▸ Problem to solve
Reproduce, word for word, all of the records; the pictures stay out.

[Component data from apps and pages]
********************

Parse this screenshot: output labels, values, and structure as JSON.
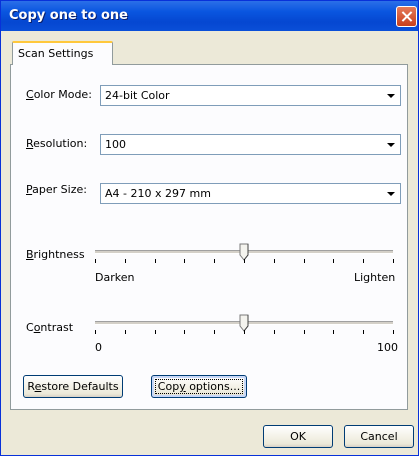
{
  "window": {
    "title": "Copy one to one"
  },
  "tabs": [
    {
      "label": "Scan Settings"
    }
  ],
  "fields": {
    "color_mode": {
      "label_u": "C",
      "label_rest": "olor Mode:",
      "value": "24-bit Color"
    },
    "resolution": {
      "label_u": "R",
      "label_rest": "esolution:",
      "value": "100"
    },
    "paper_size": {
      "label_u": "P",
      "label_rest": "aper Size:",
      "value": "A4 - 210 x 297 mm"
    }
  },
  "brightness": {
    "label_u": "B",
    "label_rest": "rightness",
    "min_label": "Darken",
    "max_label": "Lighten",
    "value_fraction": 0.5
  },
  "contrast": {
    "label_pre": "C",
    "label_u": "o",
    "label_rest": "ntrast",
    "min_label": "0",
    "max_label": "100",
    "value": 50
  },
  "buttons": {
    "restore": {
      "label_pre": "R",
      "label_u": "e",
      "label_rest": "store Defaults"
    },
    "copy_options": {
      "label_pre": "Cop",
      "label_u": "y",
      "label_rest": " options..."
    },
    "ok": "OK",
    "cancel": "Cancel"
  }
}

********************

▸ Final answer
Parse this screenshot: output labels, values, and structure as JSON.
{
  "window": {
    "title": "Copy one to one"
  },
  "tabs": [
    {
      "label": "Scan Settings"
    }
  ],
  "fields": {
    "color_mode": {
      "label_u": "C",
      "label_rest": "olor Mode:",
      "value": "24-bit Color"
    },
    "resolution": {
      "label_u": "R",
      "label_rest": "esolution:",
      "value": "100"
    },
    "paper_size": {
      "label_u": "P",
      "label_rest": "aper Size:",
      "value": "A4 - 210 x 297 mm"
    }
  },
  "brightness": {
    "label_u": "B",
    "label_rest": "rightness",
    "min_label": "Darken",
    "max_label": "Lighten",
    "value_fraction": 0.5
  },
  "contrast": {
    "label_pre": "C",
    "label_u": "o",
    "label_rest": "ntrast",
    "min_label": "0",
    "max_label": "100",
    "value": 50
  },
  "buttons": {
    "restore": {
      "label_pre": "R",
      "label_u": "e",
      "label_rest": "store Defaults"
    },
    "copy_options": {
      "label_pre": "Cop",
      "label_u": "y",
      "label_rest": " options..."
    },
    "ok": "OK",
    "cancel": "Cancel"
  }
}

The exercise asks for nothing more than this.